======== Given entries

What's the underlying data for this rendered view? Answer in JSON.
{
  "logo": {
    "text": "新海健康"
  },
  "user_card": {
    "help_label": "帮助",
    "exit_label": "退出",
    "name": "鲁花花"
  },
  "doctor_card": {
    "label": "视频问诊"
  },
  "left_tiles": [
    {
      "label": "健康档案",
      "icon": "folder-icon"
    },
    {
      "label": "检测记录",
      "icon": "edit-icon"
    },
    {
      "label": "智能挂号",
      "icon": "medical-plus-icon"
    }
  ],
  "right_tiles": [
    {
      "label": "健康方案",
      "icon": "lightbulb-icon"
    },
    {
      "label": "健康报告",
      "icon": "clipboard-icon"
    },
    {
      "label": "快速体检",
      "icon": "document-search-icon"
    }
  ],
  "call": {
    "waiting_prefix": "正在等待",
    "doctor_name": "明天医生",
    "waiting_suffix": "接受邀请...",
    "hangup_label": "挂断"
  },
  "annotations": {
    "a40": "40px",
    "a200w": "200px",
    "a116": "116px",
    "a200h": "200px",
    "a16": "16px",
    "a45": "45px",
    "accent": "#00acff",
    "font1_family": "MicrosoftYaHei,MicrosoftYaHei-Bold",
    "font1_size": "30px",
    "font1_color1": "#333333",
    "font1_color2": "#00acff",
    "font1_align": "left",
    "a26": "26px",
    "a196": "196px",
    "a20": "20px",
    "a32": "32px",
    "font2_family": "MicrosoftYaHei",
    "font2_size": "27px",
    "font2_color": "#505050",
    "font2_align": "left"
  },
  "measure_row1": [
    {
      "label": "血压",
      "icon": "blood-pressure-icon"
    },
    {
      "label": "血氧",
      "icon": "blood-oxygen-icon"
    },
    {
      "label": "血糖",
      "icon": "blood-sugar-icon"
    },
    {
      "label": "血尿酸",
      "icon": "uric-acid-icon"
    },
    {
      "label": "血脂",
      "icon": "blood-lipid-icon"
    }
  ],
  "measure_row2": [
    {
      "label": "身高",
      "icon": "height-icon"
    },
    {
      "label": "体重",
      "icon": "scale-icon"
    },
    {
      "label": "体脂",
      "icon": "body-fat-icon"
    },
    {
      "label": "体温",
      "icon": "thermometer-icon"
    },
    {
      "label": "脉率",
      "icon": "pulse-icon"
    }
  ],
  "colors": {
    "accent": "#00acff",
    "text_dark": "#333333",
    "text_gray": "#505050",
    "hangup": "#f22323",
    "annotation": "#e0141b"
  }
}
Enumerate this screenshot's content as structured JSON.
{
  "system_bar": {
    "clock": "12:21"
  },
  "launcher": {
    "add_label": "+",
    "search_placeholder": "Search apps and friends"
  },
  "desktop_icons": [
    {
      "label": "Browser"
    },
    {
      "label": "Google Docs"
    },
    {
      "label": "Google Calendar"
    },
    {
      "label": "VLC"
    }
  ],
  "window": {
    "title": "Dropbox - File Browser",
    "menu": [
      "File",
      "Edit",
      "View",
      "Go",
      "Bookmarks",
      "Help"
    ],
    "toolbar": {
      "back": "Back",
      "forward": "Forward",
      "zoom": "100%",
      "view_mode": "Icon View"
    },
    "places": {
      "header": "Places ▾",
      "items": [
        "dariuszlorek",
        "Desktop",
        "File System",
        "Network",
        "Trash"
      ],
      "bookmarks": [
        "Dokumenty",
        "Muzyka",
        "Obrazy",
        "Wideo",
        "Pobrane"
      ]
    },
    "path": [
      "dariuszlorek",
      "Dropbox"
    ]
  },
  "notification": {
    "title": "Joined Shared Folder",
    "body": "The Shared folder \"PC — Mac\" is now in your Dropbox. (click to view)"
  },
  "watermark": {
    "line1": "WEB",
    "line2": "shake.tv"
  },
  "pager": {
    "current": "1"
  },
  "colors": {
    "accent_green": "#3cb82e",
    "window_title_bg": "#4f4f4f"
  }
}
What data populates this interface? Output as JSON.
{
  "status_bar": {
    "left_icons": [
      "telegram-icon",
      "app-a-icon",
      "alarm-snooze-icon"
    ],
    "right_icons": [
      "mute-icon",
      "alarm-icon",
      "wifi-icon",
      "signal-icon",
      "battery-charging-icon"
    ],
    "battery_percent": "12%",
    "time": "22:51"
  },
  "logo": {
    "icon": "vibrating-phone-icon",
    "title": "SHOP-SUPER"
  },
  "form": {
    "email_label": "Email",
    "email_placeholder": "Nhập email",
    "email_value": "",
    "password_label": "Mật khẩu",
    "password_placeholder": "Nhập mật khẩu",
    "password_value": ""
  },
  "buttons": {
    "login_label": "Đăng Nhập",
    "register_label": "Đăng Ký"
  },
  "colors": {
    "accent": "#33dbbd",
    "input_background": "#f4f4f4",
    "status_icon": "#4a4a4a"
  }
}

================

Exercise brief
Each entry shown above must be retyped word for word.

Written reply
What's the underlying data for this rendered view? Answer in JSON.
{
  "logo": {
    "text": "新海健康"
  },
  "user_card": {
    "help_label": "帮助",
    "exit_label": "退出",
    "name": "鲁花花"
  },
  "doctor_card": {
    "label": "视频问诊"
  },
  "left_tiles": [
    {
      "label": "健康档案",
      "icon": "folder-icon"
    },
    {
      "label": "检测记录",
      "icon": "edit-icon"
    },
    {
      "label": "智能挂号",
      "icon": "medical-plus-icon"
    }
  ],
  "right_tiles": [
    {
      "label": "健康方案",
      "icon": "lightbulb-icon"
    },
    {
      "label": "健康报告",
      "icon": "clipboard-icon"
    },
    {
      "label": "快速体检",
      "icon": "document-search-icon"
    }
  ],
  "call": {
    "waiting_prefix": "正在等待",
    "doctor_name": "明天医生",
    "waiting_suffix": "接受邀请...",
    "hangup_label": "挂断"
  },
  "annotations": {
    "a40": "40px",
    "a200w": "200px",
    "a116": "116px",
    "a200h": "200px",
    "a16": "16px",
    "a45": "45px",
    "accent": "#00acff",
    "font1_family": "MicrosoftYaHei,MicrosoftYaHei-Bold",
    "font1_size": "30px",
    "font1_color1": "#333333",
    "font1_color2": "#00acff",
    "font1_align": "left",
    "a26": "26px",
    "a196": "196px",
    "a20": "20px",
    "a32": "32px",
    "font2_family": "MicrosoftYaHei",
    "font2_size": "27px",
    "font2_color": "#505050",
    "font2_align": "left"
  },
  "measure_row1": [
    {
      "label": "血压",
      "icon": "blood-pressure-icon"
    },
    {
      "label": "血氧",
      "icon": "blood-oxygen-icon"
    },
    {
      "label": "血糖",
      "icon": "blood-sugar-icon"
    },
    {
      "label": "血尿酸",
      "icon": "uric-acid-icon"
    },
    {
      "label": "血脂",
      "icon": "blood-lipid-icon"
    }
  ],
  "measure_row2": [
    {
      "label": "身高",
      "icon": "height-icon"
    },
    {
      "label": "体重",
      "icon": "scale-icon"
    },
    {
      "label": "体脂",
      "icon": "body-fat-icon"
    },
    {
      "label": "体温",
      "icon": "thermometer-icon"
    },
    {
      "label": "脉率",
      "icon": "pulse-icon"
    }
  ],
  "colors": {
    "accent": "#00acff",
    "text_dark": "#333333",
    "text_gray": "#505050",
    "hangup": "#f22323",
    "annotation": "#e0141b"
  }
}
Enumerate this screenshot's content as structured JSON.
{
  "system_bar": {
    "clock": "12:21"
  },
  "launcher": {
    "add_label": "+",
    "search_placeholder": "Search apps and friends"
  },
  "desktop_icons": [
    {
      "label": "Browser"
    },
    {
      "label": "Google Docs"
    },
    {
      "label": "Google Calendar"
    },
    {
      "label": "VLC"
    }
  ],
  "window": {
    "title": "Dropbox - File Browser",
    "menu": [
      "File",
      "Edit",
      "View",
      "Go",
      "Bookmarks",
      "Help"
    ],
    "toolbar": {
      "back": "Back",
      "forward": "Forward",
      "zoom": "100%",
      "view_mode": "Icon View"
    },
    "places": {
      "header": "Places ▾",
      "items": [
        "dariuszlorek",
        "Desktop",
        "File System",
        "Network",
        "Trash"
      ],
      "bookmarks": [
        "Dokumenty",
        "Muzyka",
        "Obrazy",
        "Wideo",
        "Pobrane"
      ]
    },
    "path": [
      "dariuszlorek",
      "Dropbox"
    ]
  },
  "notification": {
    "title": "Joined Shared Folder",
    "body": "The Shared folder \"PC — Mac\" is now in your Dropbox. (click to view)"
  },
  "watermark": {
    "line1": "WEB",
    "line2": "shake.tv"
  },
  "pager": {
    "current": "1"
  },
  "colors": {
    "accent_green": "#3cb82e",
    "window_title_bg": "#4f4f4f"
  }
}
What data populates this interface? Output as JSON.
{
  "status_bar": {
    "left_icons": [
      "telegram-icon",
      "app-a-icon",
      "alarm-snooze-icon"
    ],
    "right_icons": [
      "mute-icon",
      "alarm-icon",
      "wifi-icon",
      "signal-icon",
      "battery-charging-icon"
    ],
    "battery_percent": "12%",
    "time": "22:51"
  },
  "logo": {
    "icon": "vibrating-phone-icon",
    "title": "SHOP-SUPER"
  },
  "form": {
    "email_label": "Email",
    "email_placeholder": "Nhập email",
    "email_value": "",
    "password_label": "Mật khẩu",
    "password_placeholder": "Nhập mật khẩu",
    "password_value": ""
  },
  "buttons": {
    "login_label": "Đăng Nhập",
    "register_label": "Đăng Ký"
  },
  "colors": {
    "accent": "#33dbbd",
    "input_background": "#f4f4f4",
    "status_icon": "#4a4a4a"
  }
}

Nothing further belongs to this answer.